No' even belter
She is a belter

Sirens usher in Fortune Favours The Bold before a beautiful guitar riff kicks in and Cinnamon is in fine voice and the song is rich in melody.

The title track has a nod to Scarface from the off and adds on to the Wizard of Oz later on. There is another nice picked guitar riff and Gerry singing his heart out, seemingly lost in the music.

Keysies is my favourite song on the album, its a stunner. Only 90 seconds long it is pure Gerry Cinnamon at his very best.

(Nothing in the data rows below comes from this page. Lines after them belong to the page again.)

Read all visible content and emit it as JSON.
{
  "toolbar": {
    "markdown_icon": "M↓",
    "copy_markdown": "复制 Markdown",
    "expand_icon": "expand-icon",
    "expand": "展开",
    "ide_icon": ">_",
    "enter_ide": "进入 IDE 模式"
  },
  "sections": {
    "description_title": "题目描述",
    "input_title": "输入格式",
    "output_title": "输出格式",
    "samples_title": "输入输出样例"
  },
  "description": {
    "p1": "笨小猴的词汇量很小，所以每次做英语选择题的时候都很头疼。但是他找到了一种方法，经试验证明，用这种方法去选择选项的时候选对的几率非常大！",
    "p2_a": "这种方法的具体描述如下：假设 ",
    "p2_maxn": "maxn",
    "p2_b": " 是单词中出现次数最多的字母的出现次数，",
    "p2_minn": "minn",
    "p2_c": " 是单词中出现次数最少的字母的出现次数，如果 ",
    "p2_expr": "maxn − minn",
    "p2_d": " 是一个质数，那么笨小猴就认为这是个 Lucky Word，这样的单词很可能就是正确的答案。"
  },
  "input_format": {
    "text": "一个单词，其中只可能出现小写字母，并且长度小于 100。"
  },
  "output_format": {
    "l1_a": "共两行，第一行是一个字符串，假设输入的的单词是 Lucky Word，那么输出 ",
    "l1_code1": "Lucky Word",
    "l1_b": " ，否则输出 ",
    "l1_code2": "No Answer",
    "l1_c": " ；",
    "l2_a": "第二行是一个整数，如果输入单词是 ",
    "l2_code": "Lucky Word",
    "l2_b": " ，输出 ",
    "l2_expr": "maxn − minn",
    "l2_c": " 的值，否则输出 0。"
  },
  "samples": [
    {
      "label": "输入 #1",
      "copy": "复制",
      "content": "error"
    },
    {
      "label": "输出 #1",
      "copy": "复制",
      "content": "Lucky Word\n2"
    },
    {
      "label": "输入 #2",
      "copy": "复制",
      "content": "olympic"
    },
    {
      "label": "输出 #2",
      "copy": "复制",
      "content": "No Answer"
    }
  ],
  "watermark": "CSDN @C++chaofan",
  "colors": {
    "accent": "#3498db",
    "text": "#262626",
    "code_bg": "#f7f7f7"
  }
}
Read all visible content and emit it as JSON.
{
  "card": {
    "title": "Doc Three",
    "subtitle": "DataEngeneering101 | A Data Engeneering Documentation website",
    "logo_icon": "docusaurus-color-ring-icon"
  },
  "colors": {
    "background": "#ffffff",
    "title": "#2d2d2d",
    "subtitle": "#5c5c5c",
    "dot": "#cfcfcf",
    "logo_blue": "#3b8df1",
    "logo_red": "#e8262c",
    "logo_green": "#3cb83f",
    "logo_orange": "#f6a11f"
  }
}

His vocal is rich and soulful as he reminisces about childhood memories running with the wind, the rain, what he was wearing, late home from school, playing soldiers in the park until dark.... It's just Gerry and his acoustic, no loops or extra tracks...and it is beautiful.

Diamonds in the Mud is another autobiographical story with confessions, observations (very funny at times) and philosophical gems. It is Cinnamons love letter to his home town, his favourite places and the Glaswegian people and banter.

The album closes with War TV and its like a modern day Scottish folk song, a Dylan-esque protest song - telling it like it is.

They're all quick to make war
But they won't send their sons
Shout the odds like a gangster
But they won't hold a gun

I'm no' that religious
But if God's got a plan
Then I don't think it's bombing in a far away land

Erratic Cinematic captures a moment for Cinnamon. The question what next? is already on many peoples lips. Gerry's Barrowland Ballroom in December sold out in a few hours, he certainly has more songs up his sleeves and the album highlights just what a talent he is with a pen and his voice.

With no radio play, no booking agent, no record label.....there is no problem for Gerry Cinnamon who is doing his thing in his way and people are loving it. It is a match made in heaven.

The album is available on Spotify, iTunes and on CD via Love Music next to Queen Street. Vinyl should be available in the near future.